ShareThis Page

Superbug information too little, too late

Luis Fábregas
| Monday, March 18, 2013, 10:28 a.m.

My phone rang often this week when the Tribune-Review published stories about a nasty killer germ making the rounds in the nation's health care facilities.

A concerned wife asked whether her unresponsive, hospitalized husband could be infected by the so-called CRE bacteria because he isn't responding to powerful antibiotics. The father of an 18-month-old boy with sickle cell anemia asked whether the superbug was found in Children's Hospital.

Certainly any organism resistant to most antibiotics is a serious matter, especially in hospitals and nursing homes. Dr. Tom Frieden, director of the Centers for Disease Control and Prevention, called CRE “nightmare bacteria” that kill up to half of the infected patients. They spread often from doctors, nurses, relatives and visitors who fail to wash their hands when they go into a patient's room.

No one is telling us where the bacteria are. All we know from the CDC is that 42 states, including Pennsylvania, reported CRE cases. The state Department of Health says Pennsylvania hospitals are not required to report the infections. In fact, only six states require reporting.

The lack of accountability and transparency riles Betsy McCaughey, a former New York lieutenant governor and patient advocate who founded the national Committee to Reduce Infection Deaths.

McCaughey, who was born in Shadyside Hospital, told me that she's disappointed in the CDC's slow response to the CRE problem in light of a 2011 outbreak that killed seven patients in the National Institutes of Health Clinical Center in Bethesda, Md.

“Unfortunately, it's too little, too late,” she said.

McCaughey suggested that the best way to stop the spread of CRE is with aggressive steps such as screening every patient admitted to a hospital from another health care facility. Doing so would tell doctors immediately if a person needs to be isolated.

In addition, McCaughey declared, hospitals need to shape up the way they clean patient rooms. She shared something interesting: Folks in the NIH hospital stopped the outbreak there only after double-cleaning patient rooms with bleach and misting them with hydrogen peroxide.

“Any patient going into a hospital electively would want to know ahead of time if that germ is in that hospital,” she said. “If it is, they would choose to go elsewhere.”

At UPMC, the largest hospital network in Western Pennsylvania, infection control experts do routine screenings for MRSA and VRE, two other antibiotic-resistant bugs.

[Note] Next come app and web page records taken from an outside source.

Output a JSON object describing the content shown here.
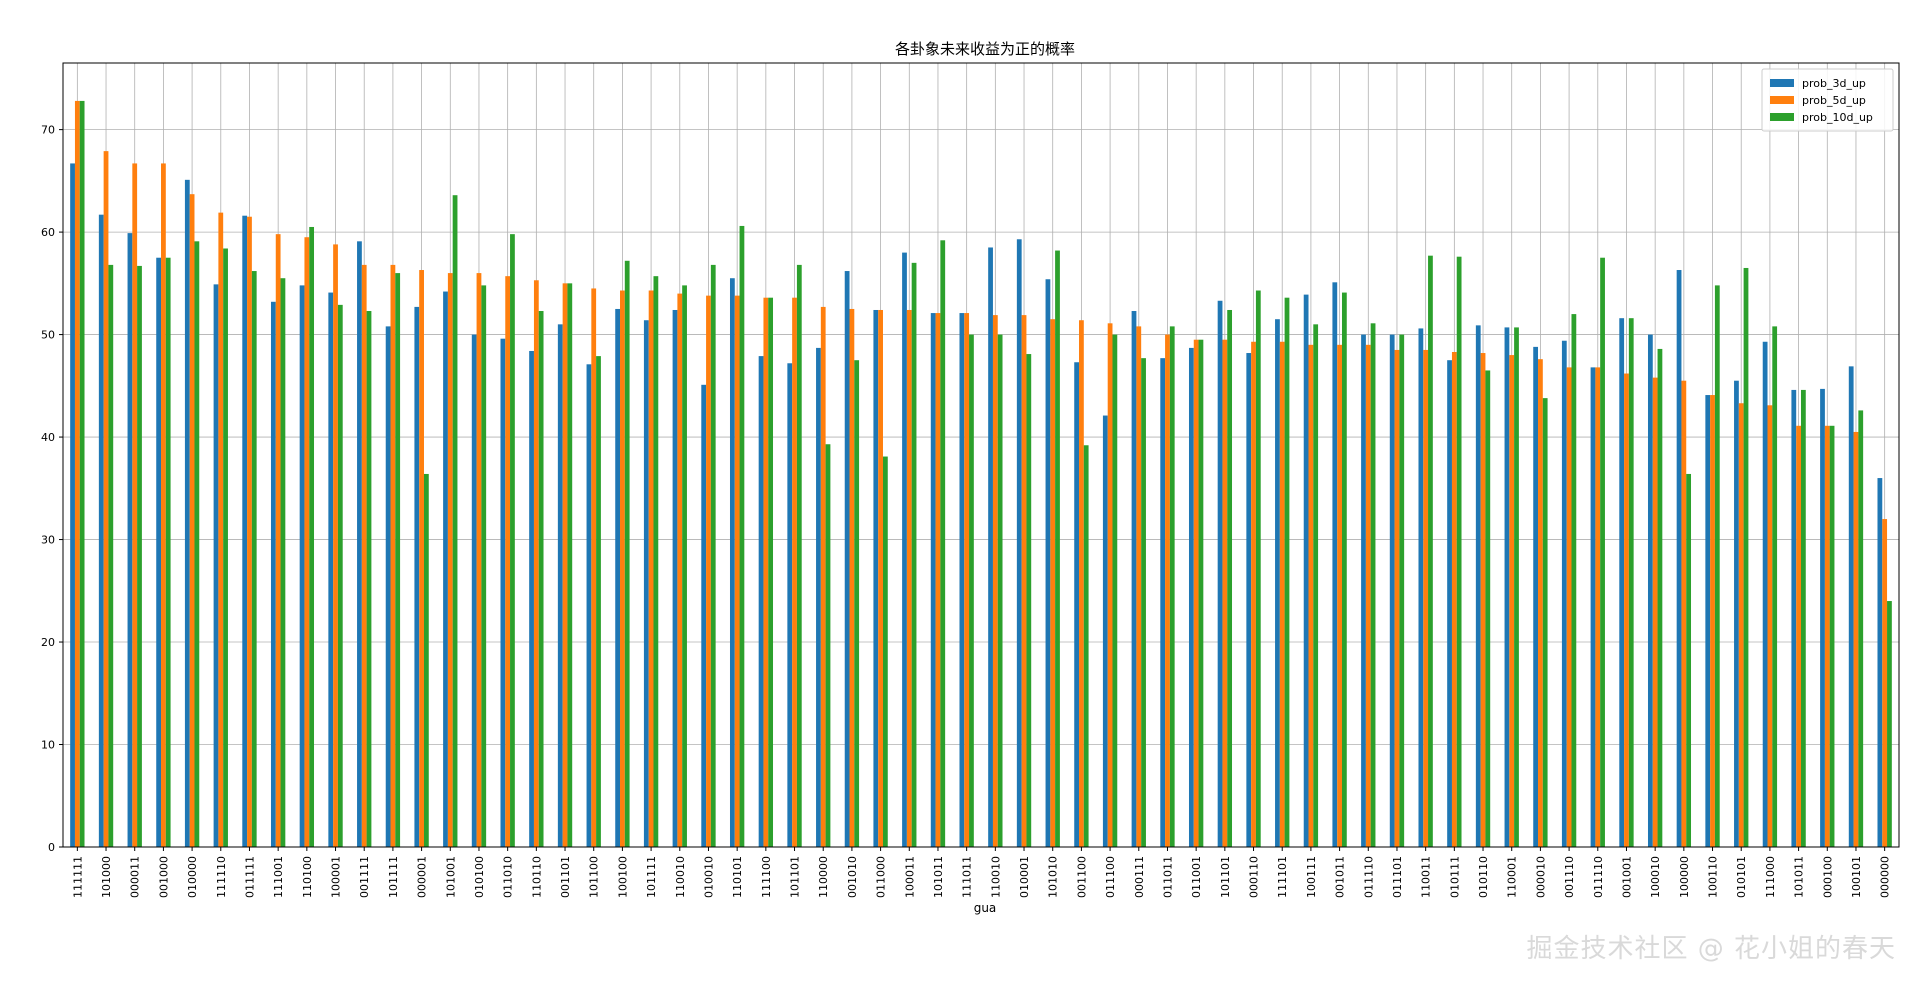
{
  "watermark": "掘金技术社区 @ 花小姐的春天",
  "colors": {
    "prob_3d_up": "#1f77b4",
    "prob_5d_up": "#ff7f0e",
    "prob_10d_up": "#2ca02c",
    "grid": "#b0b0b0"
  },
  "chart_data": {
    "type": "bar",
    "title": "各卦象未来收益为正的概率",
    "xlabel": "gua",
    "ylabel": "",
    "ylim": [
      0,
      76.5
    ],
    "yticks": [
      0,
      10,
      20,
      30,
      40,
      50,
      60,
      70
    ],
    "grid": true,
    "legend_position": "top-right",
    "categories": [
      "111111",
      "101000",
      "000011",
      "001000",
      "010000",
      "111110",
      "011111",
      "111001",
      "110100",
      "100001",
      "001111",
      "101111",
      "000001",
      "101001",
      "010100",
      "011010",
      "110110",
      "001101",
      "101100",
      "100100",
      "101111",
      "110010",
      "010010",
      "110101",
      "111100",
      "101101",
      "110000",
      "001010",
      "011000",
      "100011",
      "101011",
      "111011",
      "110010",
      "010001",
      "101010",
      "001100",
      "011100",
      "000111",
      "011011",
      "011001",
      "101101",
      "000110",
      "111101",
      "100111",
      "001011",
      "011110",
      "011101",
      "110011",
      "010111",
      "010110",
      "110001",
      "000010",
      "001110",
      "011110",
      "001001",
      "100010",
      "100000",
      "100110",
      "010101",
      "111000",
      "101011",
      "000100",
      "100101",
      "000000"
    ],
    "series": [
      {
        "name": "prob_3d_up",
        "values": [
          66.7,
          61.7,
          59.9,
          57.5,
          65.1,
          54.9,
          61.6,
          53.2,
          54.8,
          54.1,
          59.1,
          50.8,
          52.7,
          54.2,
          50.0,
          49.6,
          48.4,
          51.0,
          47.1,
          52.5,
          51.4,
          52.4,
          45.1,
          55.5,
          47.9,
          47.2,
          48.7,
          56.2,
          52.4,
          58.0,
          52.1,
          52.1,
          58.5,
          59.3,
          55.4,
          47.3,
          42.1,
          52.3,
          47.7,
          48.7,
          53.3,
          48.2,
          51.5,
          53.9,
          55.1,
          50.0,
          50.0,
          50.6,
          47.5,
          50.9,
          50.7,
          48.8,
          49.4,
          46.8,
          51.6,
          50.0,
          56.3,
          44.1,
          45.5,
          49.3,
          44.6,
          44.7,
          46.9,
          36.0
        ]
      },
      {
        "name": "prob_5d_up",
        "values": [
          72.8,
          67.9,
          66.7,
          66.7,
          63.7,
          61.9,
          61.5,
          59.8,
          59.5,
          58.8,
          56.8,
          56.8,
          56.3,
          56.0,
          56.0,
          55.7,
          55.3,
          55.0,
          54.5,
          54.3,
          54.3,
          54.0,
          53.8,
          53.8,
          53.6,
          53.6,
          52.7,
          52.5,
          52.4,
          52.4,
          52.1,
          52.1,
          51.9,
          51.9,
          51.5,
          51.4,
          51.1,
          50.8,
          50.0,
          49.5,
          49.5,
          49.3,
          49.3,
          49.0,
          49.0,
          49.0,
          48.5,
          48.5,
          48.3,
          48.2,
          48.0,
          47.6,
          46.8,
          46.8,
          46.2,
          45.8,
          45.5,
          44.1,
          43.3,
          43.1,
          41.1,
          41.1,
          40.5,
          32.0
        ]
      },
      {
        "name": "prob_10d_up",
        "values": [
          72.8,
          56.8,
          56.7,
          57.5,
          59.1,
          58.4,
          56.2,
          55.5,
          60.5,
          52.9,
          52.3,
          56.0,
          36.4,
          63.6,
          54.8,
          59.8,
          52.3,
          55.0,
          47.9,
          57.2,
          55.7,
          54.8,
          56.8,
          60.6,
          53.6,
          56.8,
          39.3,
          47.5,
          38.1,
          57.0,
          59.2,
          50.0,
          50.0,
          48.1,
          58.2,
          39.2,
          50.0,
          47.7,
          50.8,
          49.5,
          52.4,
          54.3,
          53.6,
          51.0,
          54.1,
          51.1,
          50.0,
          57.7,
          57.6,
          46.5,
          50.7,
          43.8,
          52.0,
          57.5,
          51.6,
          48.6,
          36.4,
          54.8,
          56.5,
          50.8,
          44.6,
          41.1,
          42.6,
          24.0
        ]
      }
    ]
  }
}
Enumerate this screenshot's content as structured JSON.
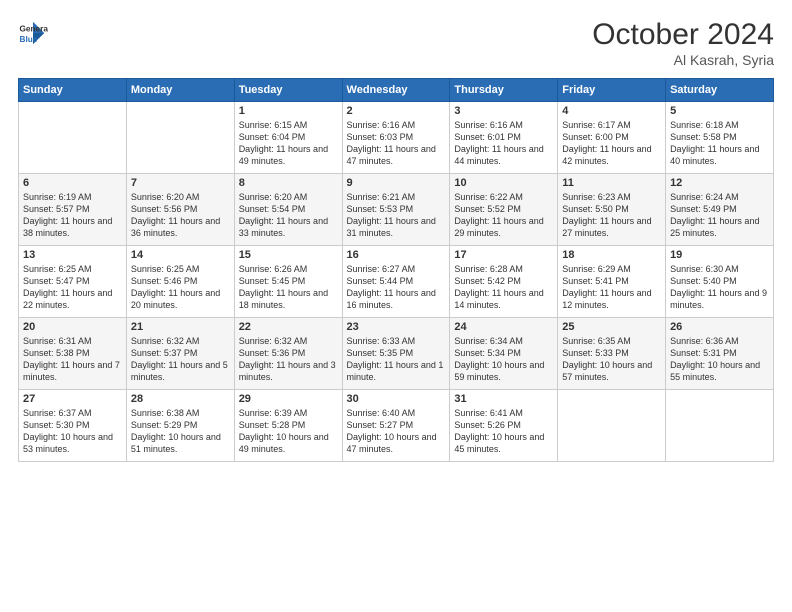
{
  "logo": {
    "line1": "General",
    "line2": "Blue"
  },
  "header": {
    "month": "October 2024",
    "location": "Al Kasrah, Syria"
  },
  "weekdays": [
    "Sunday",
    "Monday",
    "Tuesday",
    "Wednesday",
    "Thursday",
    "Friday",
    "Saturday"
  ],
  "weeks": [
    [
      {
        "day": "",
        "sunrise": "",
        "sunset": "",
        "daylight": ""
      },
      {
        "day": "",
        "sunrise": "",
        "sunset": "",
        "daylight": ""
      },
      {
        "day": "1",
        "sunrise": "Sunrise: 6:15 AM",
        "sunset": "Sunset: 6:04 PM",
        "daylight": "Daylight: 11 hours and 49 minutes."
      },
      {
        "day": "2",
        "sunrise": "Sunrise: 6:16 AM",
        "sunset": "Sunset: 6:03 PM",
        "daylight": "Daylight: 11 hours and 47 minutes."
      },
      {
        "day": "3",
        "sunrise": "Sunrise: 6:16 AM",
        "sunset": "Sunset: 6:01 PM",
        "daylight": "Daylight: 11 hours and 44 minutes."
      },
      {
        "day": "4",
        "sunrise": "Sunrise: 6:17 AM",
        "sunset": "Sunset: 6:00 PM",
        "daylight": "Daylight: 11 hours and 42 minutes."
      },
      {
        "day": "5",
        "sunrise": "Sunrise: 6:18 AM",
        "sunset": "Sunset: 5:58 PM",
        "daylight": "Daylight: 11 hours and 40 minutes."
      }
    ],
    [
      {
        "day": "6",
        "sunrise": "Sunrise: 6:19 AM",
        "sunset": "Sunset: 5:57 PM",
        "daylight": "Daylight: 11 hours and 38 minutes."
      },
      {
        "day": "7",
        "sunrise": "Sunrise: 6:20 AM",
        "sunset": "Sunset: 5:56 PM",
        "daylight": "Daylight: 11 hours and 36 minutes."
      },
      {
        "day": "8",
        "sunrise": "Sunrise: 6:20 AM",
        "sunset": "Sunset: 5:54 PM",
        "daylight": "Daylight: 11 hours and 33 minutes."
      },
      {
        "day": "9",
        "sunrise": "Sunrise: 6:21 AM",
        "sunset": "Sunset: 5:53 PM",
        "daylight": "Daylight: 11 hours and 31 minutes."
      },
      {
        "day": "10",
        "sunrise": "Sunrise: 6:22 AM",
        "sunset": "Sunset: 5:52 PM",
        "daylight": "Daylight: 11 hours and 29 minutes."
      },
      {
        "day": "11",
        "sunrise": "Sunrise: 6:23 AM",
        "sunset": "Sunset: 5:50 PM",
        "daylight": "Daylight: 11 hours and 27 minutes."
      },
      {
        "day": "12",
        "sunrise": "Sunrise: 6:24 AM",
        "sunset": "Sunset: 5:49 PM",
        "daylight": "Daylight: 11 hours and 25 minutes."
      }
    ],
    [
      {
        "day": "13",
        "sunrise": "Sunrise: 6:25 AM",
        "sunset": "Sunset: 5:47 PM",
        "daylight": "Daylight: 11 hours and 22 minutes."
      },
      {
        "day": "14",
        "sunrise": "Sunrise: 6:25 AM",
        "sunset": "Sunset: 5:46 PM",
        "daylight": "Daylight: 11 hours and 20 minutes."
      },
      {
        "day": "15",
        "sunrise": "Sunrise: 6:26 AM",
        "sunset": "Sunset: 5:45 PM",
        "daylight": "Daylight: 11 hours and 18 minutes."
      },
      {
        "day": "16",
        "sunrise": "Sunrise: 6:27 AM",
        "sunset": "Sunset: 5:44 PM",
        "daylight": "Daylight: 11 hours and 16 minutes."
      },
      {
        "day": "17",
        "sunrise": "Sunrise: 6:28 AM",
        "sunset": "Sunset: 5:42 PM",
        "daylight": "Daylight: 11 hours and 14 minutes."
      },
      {
        "day": "18",
        "sunrise": "Sunrise: 6:29 AM",
        "sunset": "Sunset: 5:41 PM",
        "daylight": "Daylight: 11 hours and 12 minutes."
      },
      {
        "day": "19",
        "sunrise": "Sunrise: 6:30 AM",
        "sunset": "Sunset: 5:40 PM",
        "daylight": "Daylight: 11 hours and 9 minutes."
      }
    ],
    [
      {
        "day": "20",
        "sunrise": "Sunrise: 6:31 AM",
        "sunset": "Sunset: 5:38 PM",
        "daylight": "Daylight: 11 hours and 7 minutes."
      },
      {
        "day": "21",
        "sunrise": "Sunrise: 6:32 AM",
        "sunset": "Sunset: 5:37 PM",
        "daylight": "Daylight: 11 hours and 5 minutes."
      },
      {
        "day": "22",
        "sunrise": "Sunrise: 6:32 AM",
        "sunset": "Sunset: 5:36 PM",
        "daylight": "Daylight: 11 hours and 3 minutes."
      },
      {
        "day": "23",
        "sunrise": "Sunrise: 6:33 AM",
        "sunset": "Sunset: 5:35 PM",
        "daylight": "Daylight: 11 hours and 1 minute."
      },
      {
        "day": "24",
        "sunrise": "Sunrise: 6:34 AM",
        "sunset": "Sunset: 5:34 PM",
        "daylight": "Daylight: 10 hours and 59 minutes."
      },
      {
        "day": "25",
        "sunrise": "Sunrise: 6:35 AM",
        "sunset": "Sunset: 5:33 PM",
        "daylight": "Daylight: 10 hours and 57 minutes."
      },
      {
        "day": "26",
        "sunrise": "Sunrise: 6:36 AM",
        "sunset": "Sunset: 5:31 PM",
        "daylight": "Daylight: 10 hours and 55 minutes."
      }
    ],
    [
      {
        "day": "27",
        "sunrise": "Sunrise: 6:37 AM",
        "sunset": "Sunset: 5:30 PM",
        "daylight": "Daylight: 10 hours and 53 minutes."
      },
      {
        "day": "28",
        "sunrise": "Sunrise: 6:38 AM",
        "sunset": "Sunset: 5:29 PM",
        "daylight": "Daylight: 10 hours and 51 minutes."
      },
      {
        "day": "29",
        "sunrise": "Sunrise: 6:39 AM",
        "sunset": "Sunset: 5:28 PM",
        "daylight": "Daylight: 10 hours and 49 minutes."
      },
      {
        "day": "30",
        "sunrise": "Sunrise: 6:40 AM",
        "sunset": "Sunset: 5:27 PM",
        "daylight": "Daylight: 10 hours and 47 minutes."
      },
      {
        "day": "31",
        "sunrise": "Sunrise: 6:41 AM",
        "sunset": "Sunset: 5:26 PM",
        "daylight": "Daylight: 10 hours and 45 minutes."
      },
      {
        "day": "",
        "sunrise": "",
        "sunset": "",
        "daylight": ""
      },
      {
        "day": "",
        "sunrise": "",
        "sunset": "",
        "daylight": ""
      }
    ]
  ]
}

Dr. Carlene Muto, UPMC's infection control chief, said she's exploring the feasibility of routine CRE screenings.

That's a wise move. Clearly, patients want information about this deadly bug. In its materials about the CRE bacteria, the CDC included a “What can be done” handout advising: “Know the CRE trends in your region.”

Sadly, a spokeswoman told the Trib that state Health Department officials “don't have enough data to tell what the trend looks like.”

Haven't we learned anything from the deadly Legionella bacteria outbreak at the VA Pittsburgh?

Luis Fábregas is a staff writerfor Trib Total Media. He canbe reached at 412-320-7998or

TribLIVE commenting policy

You are solely responsible for your comments and by using you agree to our Terms of Service.

We moderate comments. Our goal is to provide substantive commentary for a general readership. By screening submissions, we provide a space where readers can share intelligent and informed commentary that enhances the quality of our news and information.

While most comments will be posted if they are on-topic and not abusive, moderating decisions are subjective. We will make them as carefully and consistently as we can. Because of the volume of reader comments, we cannot review individual moderation decisions with readers.

We value thoughtful comments representing a range of views that make their point quickly and politely. We make an effort to protect discussions from repeated comments either by the same reader or different readers

We follow the same standards for taste as the daily newspaper. A few things we won't tolerate: personal attacks, obscenity, vulgarity, profanity (including expletives and letters followed by dashes), commercial promotion, impersonations, incoherence, proselytizing and SHOUTING. Don't include URLs to Web sites.

We do not edit comments. They are either approved or deleted. We reserve the right to edit a comment that is quoted or excerpted in an article. In this case, we may fix spelling and punctuation.

We welcome strong opinions and criticism of our work, but we don't want comments to become bogged down with discussions of our policies and we will moderate accordingly.

We appreciate it when readers and people quoted in articles or blog posts point out errors of fact or emphasis and will investigate all assertions. But these suggestions should be sent via e-mail. To avoid distracting other readers, we won't publish comments that suggest a correction. Instead, corrections will be made in a blog post or in an article.